Please copy every line from the following entries in which the word "Ctrl" appears.

....................

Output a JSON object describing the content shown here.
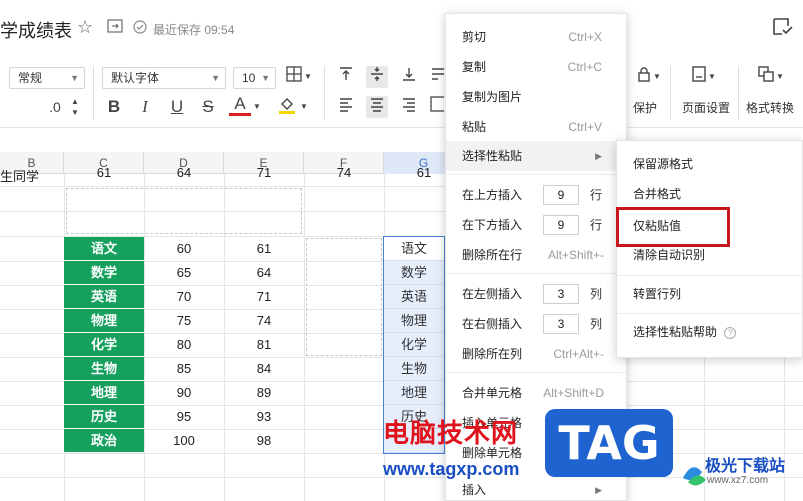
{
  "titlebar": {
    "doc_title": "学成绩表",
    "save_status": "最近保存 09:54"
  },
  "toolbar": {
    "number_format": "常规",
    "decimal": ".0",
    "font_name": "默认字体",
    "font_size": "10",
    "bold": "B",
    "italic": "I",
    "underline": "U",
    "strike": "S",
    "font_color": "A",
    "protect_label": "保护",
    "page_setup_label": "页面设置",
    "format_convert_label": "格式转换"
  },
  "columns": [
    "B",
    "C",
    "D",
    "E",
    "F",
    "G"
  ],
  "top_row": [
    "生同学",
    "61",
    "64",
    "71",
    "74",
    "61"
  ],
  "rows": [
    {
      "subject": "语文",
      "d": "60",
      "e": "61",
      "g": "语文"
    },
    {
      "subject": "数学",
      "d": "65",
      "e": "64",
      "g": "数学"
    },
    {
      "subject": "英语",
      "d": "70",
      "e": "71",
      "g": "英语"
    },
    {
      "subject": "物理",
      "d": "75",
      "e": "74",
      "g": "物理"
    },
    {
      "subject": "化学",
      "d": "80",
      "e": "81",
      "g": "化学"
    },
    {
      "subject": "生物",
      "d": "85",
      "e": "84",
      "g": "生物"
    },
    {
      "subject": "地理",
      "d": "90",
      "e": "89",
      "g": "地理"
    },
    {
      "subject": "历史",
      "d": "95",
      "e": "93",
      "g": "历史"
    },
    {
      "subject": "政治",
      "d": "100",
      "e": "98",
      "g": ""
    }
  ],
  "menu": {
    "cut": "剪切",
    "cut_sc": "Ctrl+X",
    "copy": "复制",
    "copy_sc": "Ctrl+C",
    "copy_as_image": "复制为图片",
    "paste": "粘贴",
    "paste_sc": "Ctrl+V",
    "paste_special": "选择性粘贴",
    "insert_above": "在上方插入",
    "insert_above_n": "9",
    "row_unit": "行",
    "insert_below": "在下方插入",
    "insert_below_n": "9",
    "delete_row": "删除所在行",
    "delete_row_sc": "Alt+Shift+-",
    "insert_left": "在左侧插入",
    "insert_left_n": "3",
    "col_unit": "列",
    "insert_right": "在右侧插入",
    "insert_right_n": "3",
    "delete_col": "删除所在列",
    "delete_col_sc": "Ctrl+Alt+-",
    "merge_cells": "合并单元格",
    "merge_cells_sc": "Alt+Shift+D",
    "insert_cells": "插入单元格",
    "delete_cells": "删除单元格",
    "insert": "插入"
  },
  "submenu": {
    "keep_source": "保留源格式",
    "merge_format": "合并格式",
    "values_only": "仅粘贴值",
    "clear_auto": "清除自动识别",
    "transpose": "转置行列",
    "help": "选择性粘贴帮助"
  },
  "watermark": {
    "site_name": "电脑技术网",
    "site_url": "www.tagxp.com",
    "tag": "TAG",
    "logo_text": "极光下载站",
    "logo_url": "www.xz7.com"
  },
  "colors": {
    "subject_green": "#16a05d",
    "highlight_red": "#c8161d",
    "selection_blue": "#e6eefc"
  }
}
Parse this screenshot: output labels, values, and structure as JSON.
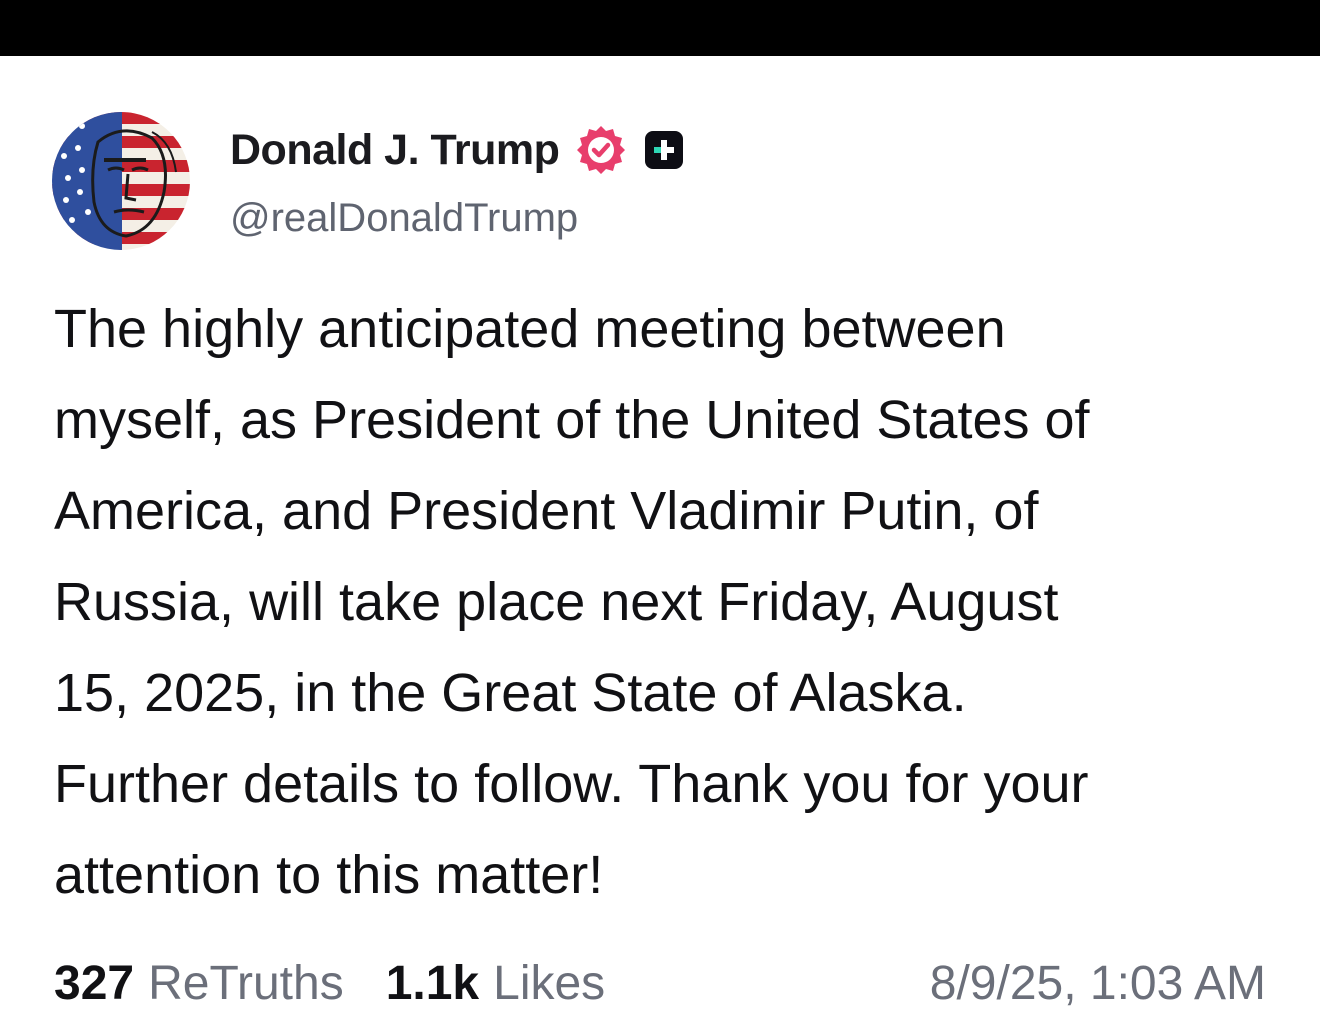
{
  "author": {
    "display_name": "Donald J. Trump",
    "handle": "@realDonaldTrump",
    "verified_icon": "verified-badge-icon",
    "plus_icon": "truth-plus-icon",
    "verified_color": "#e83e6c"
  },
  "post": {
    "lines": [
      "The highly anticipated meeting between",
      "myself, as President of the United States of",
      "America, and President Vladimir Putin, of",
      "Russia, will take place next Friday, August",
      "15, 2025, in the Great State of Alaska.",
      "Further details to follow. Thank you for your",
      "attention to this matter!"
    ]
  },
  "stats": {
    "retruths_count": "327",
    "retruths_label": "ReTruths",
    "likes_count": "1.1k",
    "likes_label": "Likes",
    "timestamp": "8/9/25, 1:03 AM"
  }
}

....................

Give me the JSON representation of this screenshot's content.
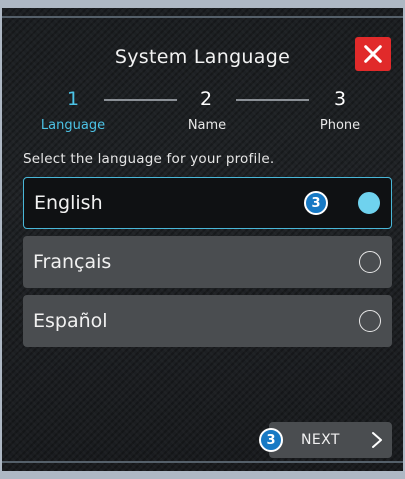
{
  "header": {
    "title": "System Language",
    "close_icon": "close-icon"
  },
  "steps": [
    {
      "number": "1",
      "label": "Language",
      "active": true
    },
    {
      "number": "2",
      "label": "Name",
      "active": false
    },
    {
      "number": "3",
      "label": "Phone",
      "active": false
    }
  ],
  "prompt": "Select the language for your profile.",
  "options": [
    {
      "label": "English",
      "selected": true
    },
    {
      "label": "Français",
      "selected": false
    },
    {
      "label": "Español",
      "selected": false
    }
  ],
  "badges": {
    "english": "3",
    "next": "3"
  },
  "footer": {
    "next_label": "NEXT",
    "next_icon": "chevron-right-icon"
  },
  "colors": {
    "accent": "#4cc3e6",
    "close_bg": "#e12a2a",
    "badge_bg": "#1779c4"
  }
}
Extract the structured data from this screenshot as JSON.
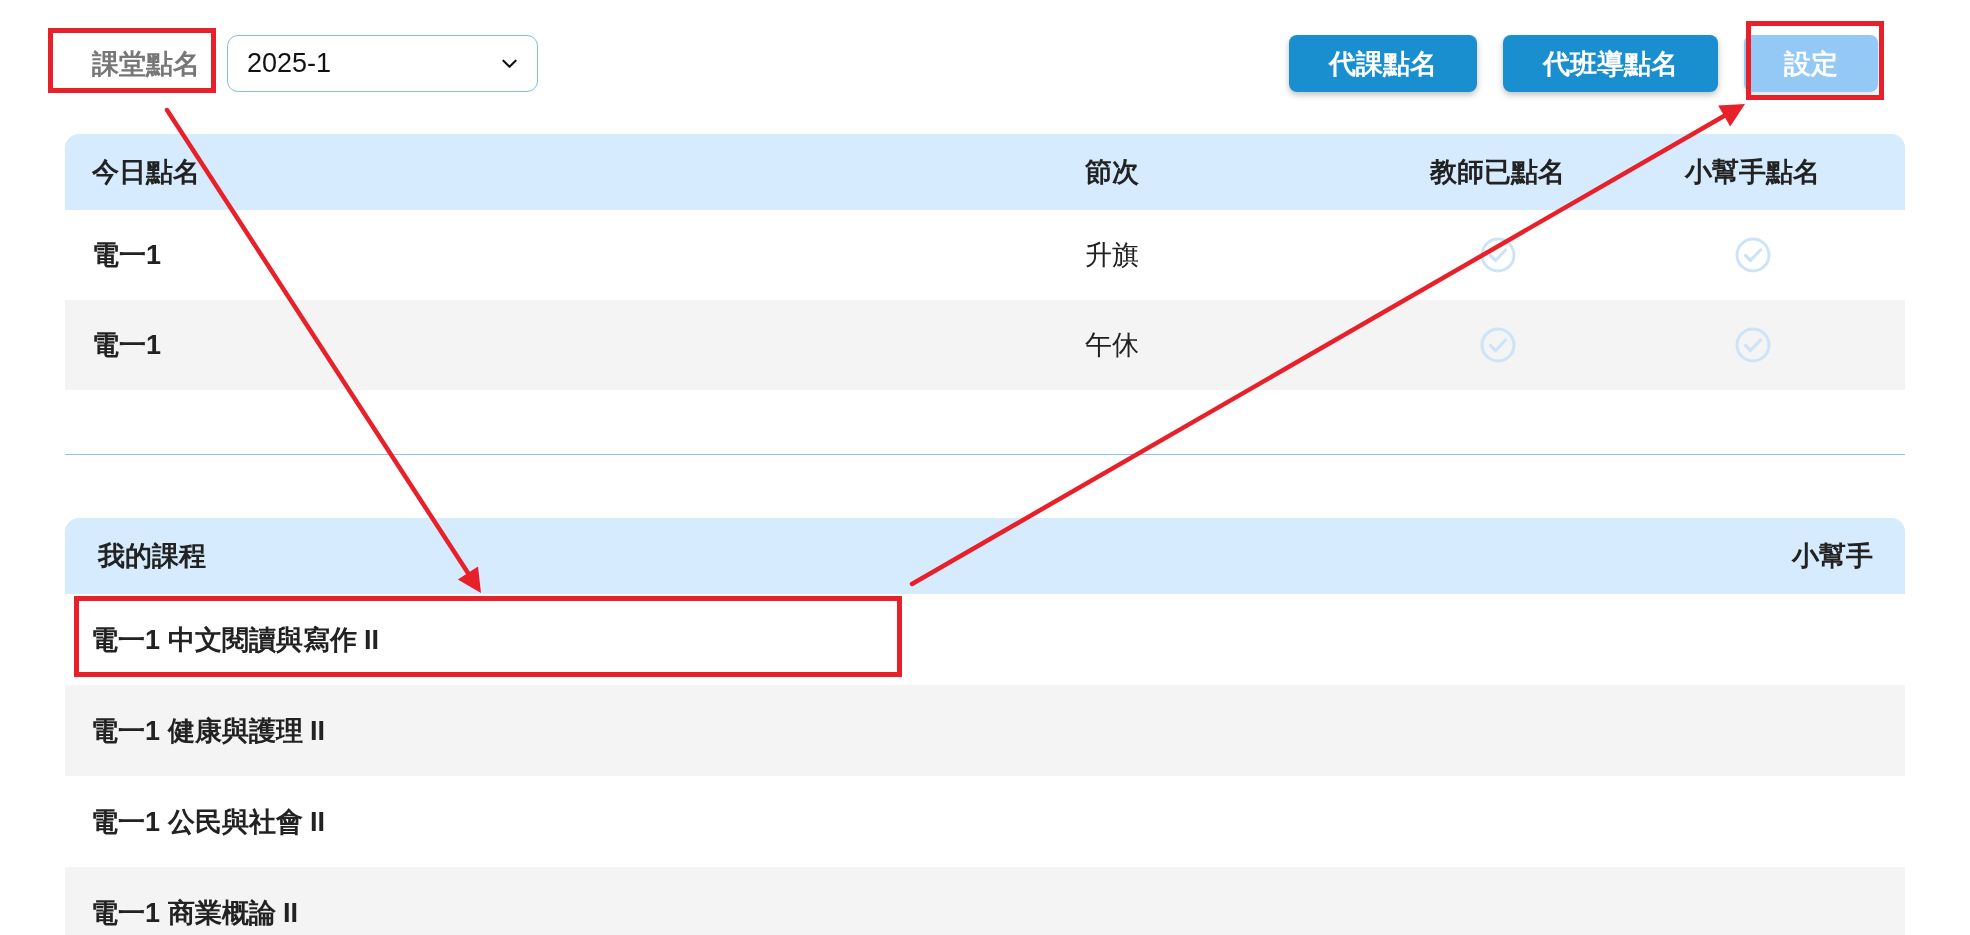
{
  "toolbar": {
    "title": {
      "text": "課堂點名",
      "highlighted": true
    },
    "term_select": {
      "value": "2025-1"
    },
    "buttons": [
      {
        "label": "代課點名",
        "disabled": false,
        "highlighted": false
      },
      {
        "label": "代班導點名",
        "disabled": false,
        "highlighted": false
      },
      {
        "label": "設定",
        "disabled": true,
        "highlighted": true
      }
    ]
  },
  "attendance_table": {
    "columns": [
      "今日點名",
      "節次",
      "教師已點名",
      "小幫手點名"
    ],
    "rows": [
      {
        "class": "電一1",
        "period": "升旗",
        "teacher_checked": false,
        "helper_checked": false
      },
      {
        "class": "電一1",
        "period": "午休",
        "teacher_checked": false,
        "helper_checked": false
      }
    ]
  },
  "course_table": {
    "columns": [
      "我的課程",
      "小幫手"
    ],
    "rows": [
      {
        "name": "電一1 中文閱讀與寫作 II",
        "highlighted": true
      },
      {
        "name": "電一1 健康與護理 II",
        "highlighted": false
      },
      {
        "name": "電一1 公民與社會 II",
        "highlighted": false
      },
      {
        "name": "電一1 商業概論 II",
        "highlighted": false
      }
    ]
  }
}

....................

# [RESPONSE TO THIS TASK]
    "cut_sc": "Ctrl+X",
    "copy_sc": "Ctrl+C",
    "paste_sc": "Ctrl+V",
    "delete_col_sc": "Ctrl+Alt+-",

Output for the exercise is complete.